Multiple tragedies marked the end of the fair. A smallpox epidemic that originated at the fair in midsummer spread throughout the city by early autumn. Then, just before the gala closing ceremonies were to be held, Mayor Carter Harrison was assassinated. Finally, shortly after the fair's close, a fire swept through the fairgrounds, destroying many of the buildings.

Ruins of World's Fair Building, 1894
The fair was gone, but not its influence. It lifted the spirits of over 20 million people who paid to visit the exposition just as the Panic of 1893 hit. Furthermore, many of the exhibits found their way into museums around the country, including the Smithsonian Institution and the Philadelphia Commercial Museum. Chicago's Field Museum owed its origin to the fair and opened in 1894 in the former Palace of Fine Arts, a building that would later be reconstructed to become the Museum of Science and Industry. And the building that had housed delegates to world's congresses would become the Art Institute of Chicago. On another level, the triumph of the World's Columbian Exposition revivified the American world's fair movement and set a standard against which every subsequent exposition would be measured. Forty years later, the promoters of the Century of Progress Exposition made clear their indebtedness to the 1893 fair when they triggered the opening of their exposition with a beam of starlight that left Arcturus the same year that the World's Columbian Exposition had illuminated Chicago's skies.

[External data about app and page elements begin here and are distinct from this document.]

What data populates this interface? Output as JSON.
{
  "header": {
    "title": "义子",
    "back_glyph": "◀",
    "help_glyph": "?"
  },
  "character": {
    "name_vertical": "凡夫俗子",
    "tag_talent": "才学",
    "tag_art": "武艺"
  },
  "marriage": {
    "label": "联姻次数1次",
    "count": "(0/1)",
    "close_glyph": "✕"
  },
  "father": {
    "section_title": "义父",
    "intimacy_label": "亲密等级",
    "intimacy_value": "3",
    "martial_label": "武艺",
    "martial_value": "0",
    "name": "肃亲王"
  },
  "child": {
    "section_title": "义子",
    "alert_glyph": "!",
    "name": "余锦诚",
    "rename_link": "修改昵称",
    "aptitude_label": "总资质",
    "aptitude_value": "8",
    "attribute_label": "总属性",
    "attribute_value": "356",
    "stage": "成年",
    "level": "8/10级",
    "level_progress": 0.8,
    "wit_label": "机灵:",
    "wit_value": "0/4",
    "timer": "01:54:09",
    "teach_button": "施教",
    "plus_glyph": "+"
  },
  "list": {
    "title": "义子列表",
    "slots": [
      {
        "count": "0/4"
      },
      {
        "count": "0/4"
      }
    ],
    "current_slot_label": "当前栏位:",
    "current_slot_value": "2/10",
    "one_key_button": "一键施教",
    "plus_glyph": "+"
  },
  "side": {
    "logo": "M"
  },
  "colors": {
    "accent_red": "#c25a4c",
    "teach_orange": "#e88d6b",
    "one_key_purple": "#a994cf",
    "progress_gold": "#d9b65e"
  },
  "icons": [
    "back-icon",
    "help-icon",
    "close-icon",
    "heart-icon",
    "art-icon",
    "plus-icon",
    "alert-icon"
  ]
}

Bibliography
Badger, Reid. The Great American Fair: The World's Columbian Exposition and American Culture. 1979.
Harris, Neil, Wim de Wit, James Gilbert, and Robert Rydell. Grand Illusions: Chicago's World's Fair of 1893. 1993.
Rydell, Robert W. All the World's a Fair: Visions of Empire at America's International Expositions, 1876–1916. 1984.